• How to complete this task:
Look through the entries below and show every line containing the word "amount".
====== Records for the exercise
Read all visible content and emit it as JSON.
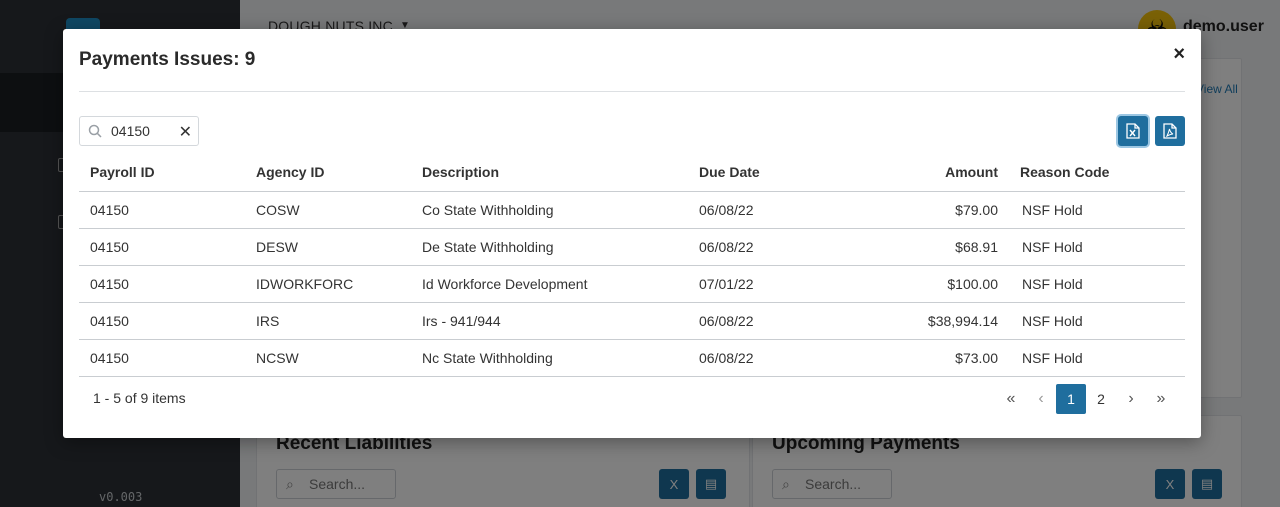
{
  "app": {
    "company": "DOUGH NUTS INC",
    "user_name": "demo.user",
    "version": "v0.003",
    "view_all_label": "View All"
  },
  "background_cards": {
    "recent_liabilities": {
      "title": "Recent Liabilities",
      "search_placeholder": "Search..."
    },
    "upcoming_payments": {
      "title": "Upcoming Payments",
      "search_placeholder": "Search..."
    }
  },
  "modal": {
    "title": "Payments Issues: 9",
    "close_label": "×",
    "search": {
      "value": "04150",
      "clear_label": "✕"
    },
    "columns": {
      "payroll_id": "Payroll ID",
      "agency_id": "Agency ID",
      "description": "Description",
      "due_date": "Due Date",
      "amount": "Amount",
      "reason_code": "Reason Code"
    },
    "rows": [
      {
        "payroll_id": "04150",
        "agency_id": "COSW",
        "description": "Co State Withholding",
        "due_date": "06/08/22",
        "amount": "$79.00",
        "reason_code": "NSF Hold"
      },
      {
        "payroll_id": "04150",
        "agency_id": "DESW",
        "description": "De State Withholding",
        "due_date": "06/08/22",
        "amount": "$68.91",
        "reason_code": "NSF Hold"
      },
      {
        "payroll_id": "04150",
        "agency_id": "IDWORKFORC",
        "description": "Id Workforce Development",
        "due_date": "07/01/22",
        "amount": "$100.00",
        "reason_code": "NSF Hold"
      },
      {
        "payroll_id": "04150",
        "agency_id": "IRS",
        "description": "Irs - 941/944",
        "due_date": "06/08/22",
        "amount": "$38,994.14",
        "reason_code": "NSF Hold"
      },
      {
        "payroll_id": "04150",
        "agency_id": "NCSW",
        "description": "Nc State Withholding",
        "due_date": "06/08/22",
        "amount": "$73.00",
        "reason_code": "NSF Hold"
      }
    ],
    "pager": {
      "info": "1 - 5 of 9 items",
      "first": "«",
      "prev": "‹",
      "pages": [
        "1",
        "2"
      ],
      "current_page": "1",
      "next": "›",
      "last": "»"
    }
  },
  "colors": {
    "primary": "#1f6e9e",
    "sidebar": "#2c3136",
    "overlay": "rgba(0,0,0,0.5)"
  }
}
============
• Written solution:
      "amount": "Amount",
        "amount": "$79.00",
        "amount": "$68.91",
        "amount": "$100.00",
        "amount": "$38,994.14",
        "amount": "$73.00",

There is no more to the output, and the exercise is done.